Write every entry out again, unchanged.
[Material for the task]
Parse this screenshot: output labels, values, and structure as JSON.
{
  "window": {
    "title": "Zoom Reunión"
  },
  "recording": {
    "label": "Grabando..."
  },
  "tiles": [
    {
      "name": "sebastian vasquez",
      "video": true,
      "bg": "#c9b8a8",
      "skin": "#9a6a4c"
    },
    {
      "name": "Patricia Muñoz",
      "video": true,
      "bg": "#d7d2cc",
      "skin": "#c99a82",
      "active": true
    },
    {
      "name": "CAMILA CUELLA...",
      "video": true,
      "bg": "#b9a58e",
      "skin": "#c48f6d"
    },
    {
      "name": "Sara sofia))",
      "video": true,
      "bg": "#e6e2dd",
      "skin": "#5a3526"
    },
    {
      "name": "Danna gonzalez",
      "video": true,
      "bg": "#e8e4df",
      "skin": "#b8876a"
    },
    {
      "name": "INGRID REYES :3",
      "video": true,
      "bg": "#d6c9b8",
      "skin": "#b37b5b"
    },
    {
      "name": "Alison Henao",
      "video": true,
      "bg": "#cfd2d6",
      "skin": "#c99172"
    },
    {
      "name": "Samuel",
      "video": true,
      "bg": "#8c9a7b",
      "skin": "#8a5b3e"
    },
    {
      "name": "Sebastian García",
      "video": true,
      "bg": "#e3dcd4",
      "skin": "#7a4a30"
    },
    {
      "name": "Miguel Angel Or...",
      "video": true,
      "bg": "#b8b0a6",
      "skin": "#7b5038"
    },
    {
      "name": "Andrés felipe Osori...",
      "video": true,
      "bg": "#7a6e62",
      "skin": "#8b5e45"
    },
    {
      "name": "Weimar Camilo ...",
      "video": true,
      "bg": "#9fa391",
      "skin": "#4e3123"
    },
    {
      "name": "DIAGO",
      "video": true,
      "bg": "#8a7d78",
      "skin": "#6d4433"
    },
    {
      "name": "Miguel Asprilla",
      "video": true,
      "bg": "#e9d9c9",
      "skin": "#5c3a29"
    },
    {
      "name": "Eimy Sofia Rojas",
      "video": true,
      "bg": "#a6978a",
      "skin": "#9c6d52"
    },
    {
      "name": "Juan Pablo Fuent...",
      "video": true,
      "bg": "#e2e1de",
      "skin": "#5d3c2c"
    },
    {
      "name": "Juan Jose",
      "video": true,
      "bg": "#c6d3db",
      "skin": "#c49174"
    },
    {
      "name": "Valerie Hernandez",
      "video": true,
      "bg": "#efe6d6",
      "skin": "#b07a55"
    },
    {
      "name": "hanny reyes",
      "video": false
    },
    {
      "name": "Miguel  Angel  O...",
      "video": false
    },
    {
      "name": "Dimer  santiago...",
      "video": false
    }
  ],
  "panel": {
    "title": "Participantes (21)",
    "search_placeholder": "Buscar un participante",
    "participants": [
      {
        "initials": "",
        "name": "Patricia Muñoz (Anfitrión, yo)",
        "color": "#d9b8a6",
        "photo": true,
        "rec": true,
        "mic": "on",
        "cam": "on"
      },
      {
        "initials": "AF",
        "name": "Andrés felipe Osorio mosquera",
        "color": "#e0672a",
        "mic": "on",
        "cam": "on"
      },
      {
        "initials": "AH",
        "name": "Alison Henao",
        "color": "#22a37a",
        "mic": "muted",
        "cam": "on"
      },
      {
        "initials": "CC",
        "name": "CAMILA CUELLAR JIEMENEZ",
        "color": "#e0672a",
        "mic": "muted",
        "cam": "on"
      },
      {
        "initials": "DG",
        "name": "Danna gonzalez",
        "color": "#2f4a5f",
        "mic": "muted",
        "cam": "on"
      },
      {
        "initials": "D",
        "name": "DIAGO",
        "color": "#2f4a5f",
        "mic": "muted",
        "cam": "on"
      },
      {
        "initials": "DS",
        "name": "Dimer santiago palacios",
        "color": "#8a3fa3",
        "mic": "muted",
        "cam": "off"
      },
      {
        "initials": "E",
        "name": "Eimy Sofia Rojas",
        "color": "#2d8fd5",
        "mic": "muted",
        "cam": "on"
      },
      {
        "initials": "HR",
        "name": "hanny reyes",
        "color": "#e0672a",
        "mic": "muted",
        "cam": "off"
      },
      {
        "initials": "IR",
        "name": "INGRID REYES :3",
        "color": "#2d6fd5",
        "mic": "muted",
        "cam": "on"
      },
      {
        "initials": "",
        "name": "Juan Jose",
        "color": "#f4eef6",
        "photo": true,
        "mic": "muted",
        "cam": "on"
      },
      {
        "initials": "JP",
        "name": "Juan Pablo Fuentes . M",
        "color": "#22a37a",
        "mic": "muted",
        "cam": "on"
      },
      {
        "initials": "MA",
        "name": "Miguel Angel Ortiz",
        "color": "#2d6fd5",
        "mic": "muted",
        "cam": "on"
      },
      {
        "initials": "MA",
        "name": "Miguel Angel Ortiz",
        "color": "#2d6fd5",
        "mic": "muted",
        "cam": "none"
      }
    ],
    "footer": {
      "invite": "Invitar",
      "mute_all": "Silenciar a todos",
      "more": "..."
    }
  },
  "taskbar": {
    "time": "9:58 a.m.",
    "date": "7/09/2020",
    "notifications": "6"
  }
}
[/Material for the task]
▸ Output of the exercise
Parse this screenshot: output labels, values, and structure as JSON.
{
  "window": {
    "title": "Zoom Reunión"
  },
  "recording": {
    "label": "Grabando..."
  },
  "tiles": [
    {
      "name": "sebastian vasquez",
      "video": true,
      "bg": "#c9b8a8",
      "skin": "#9a6a4c"
    },
    {
      "name": "Patricia Muñoz",
      "video": true,
      "bg": "#d7d2cc",
      "skin": "#c99a82",
      "active": true
    },
    {
      "name": "CAMILA CUELLA...",
      "video": true,
      "bg": "#b9a58e",
      "skin": "#c48f6d"
    },
    {
      "name": "Sara sofia))",
      "video": true,
      "bg": "#e6e2dd",
      "skin": "#5a3526"
    },
    {
      "name": "Danna gonzalez",
      "video": true,
      "bg": "#e8e4df",
      "skin": "#b8876a"
    },
    {
      "name": "INGRID REYES :3",
      "video": true,
      "bg": "#d6c9b8",
      "skin": "#b37b5b"
    },
    {
      "name": "Alison Henao",
      "video": true,
      "bg": "#cfd2d6",
      "skin": "#c99172"
    },
    {
      "name": "Samuel",
      "video": true,
      "bg": "#8c9a7b",
      "skin": "#8a5b3e"
    },
    {
      "name": "Sebastian García",
      "video": true,
      "bg": "#e3dcd4",
      "skin": "#7a4a30"
    },
    {
      "name": "Miguel Angel Or...",
      "video": true,
      "bg": "#b8b0a6",
      "skin": "#7b5038"
    },
    {
      "name": "Andrés felipe Osori...",
      "video": true,
      "bg": "#7a6e62",
      "skin": "#8b5e45"
    },
    {
      "name": "Weimar Camilo ...",
      "video": true,
      "bg": "#9fa391",
      "skin": "#4e3123"
    },
    {
      "name": "DIAGO",
      "video": true,
      "bg": "#8a7d78",
      "skin": "#6d4433"
    },
    {
      "name": "Miguel Asprilla",
      "video": true,
      "bg": "#e9d9c9",
      "skin": "#5c3a29"
    },
    {
      "name": "Eimy Sofia Rojas",
      "video": true,
      "bg": "#a6978a",
      "skin": "#9c6d52"
    },
    {
      "name": "Juan Pablo Fuent...",
      "video": true,
      "bg": "#e2e1de",
      "skin": "#5d3c2c"
    },
    {
      "name": "Juan Jose",
      "video": true,
      "bg": "#c6d3db",
      "skin": "#c49174"
    },
    {
      "name": "Valerie Hernandez",
      "video": true,
      "bg": "#efe6d6",
      "skin": "#b07a55"
    },
    {
      "name": "hanny reyes",
      "video": false
    },
    {
      "name": "Miguel  Angel  O...",
      "video": false
    },
    {
      "name": "Dimer  santiago...",
      "video": false
    }
  ],
  "panel": {
    "title": "Participantes (21)",
    "search_placeholder": "Buscar un participante",
    "participants": [
      {
        "initials": "",
        "name": "Patricia Muñoz (Anfitrión, yo)",
        "color": "#d9b8a6",
        "photo": true,
        "rec": true,
        "mic": "on",
        "cam": "on"
      },
      {
        "initials": "AF",
        "name": "Andrés felipe Osorio mosquera",
        "color": "#e0672a",
        "mic": "on",
        "cam": "on"
      },
      {
        "initials": "AH",
        "name": "Alison Henao",
        "color": "#22a37a",
        "mic": "muted",
        "cam": "on"
      },
      {
        "initials": "CC",
        "name": "CAMILA CUELLAR JIEMENEZ",
        "color": "#e0672a",
        "mic": "muted",
        "cam": "on"
      },
      {
        "initials": "DG",
        "name": "Danna gonzalez",
        "color": "#2f4a5f",
        "mic": "muted",
        "cam": "on"
      },
      {
        "initials": "D",
        "name": "DIAGO",
        "color": "#2f4a5f",
        "mic": "muted",
        "cam": "on"
      },
      {
        "initials": "DS",
        "name": "Dimer santiago palacios",
        "color": "#8a3fa3",
        "mic": "muted",
        "cam": "off"
      },
      {
        "initials": "E",
        "name": "Eimy Sofia Rojas",
        "color": "#2d8fd5",
        "mic": "muted",
        "cam": "on"
      },
      {
        "initials": "HR",
        "name": "hanny reyes",
        "color": "#e0672a",
        "mic": "muted",
        "cam": "off"
      },
      {
        "initials": "IR",
        "name": "INGRID REYES :3",
        "color": "#2d6fd5",
        "mic": "muted",
        "cam": "on"
      },
      {
        "initials": "",
        "name": "Juan Jose",
        "color": "#f4eef6",
        "photo": true,
        "mic": "muted",
        "cam": "on"
      },
      {
        "initials": "JP",
        "name": "Juan Pablo Fuentes . M",
        "color": "#22a37a",
        "mic": "muted",
        "cam": "on"
      },
      {
        "initials": "MA",
        "name": "Miguel Angel Ortiz",
        "color": "#2d6fd5",
        "mic": "muted",
        "cam": "on"
      },
      {
        "initials": "MA",
        "name": "Miguel Angel Ortiz",
        "color": "#2d6fd5",
        "mic": "muted",
        "cam": "none"
      }
    ],
    "footer": {
      "invite": "Invitar",
      "mute_all": "Silenciar a todos",
      "more": "..."
    }
  },
  "taskbar": {
    "time": "9:58 a.m.",
    "date": "7/09/2020",
    "notifications": "6"
  }
}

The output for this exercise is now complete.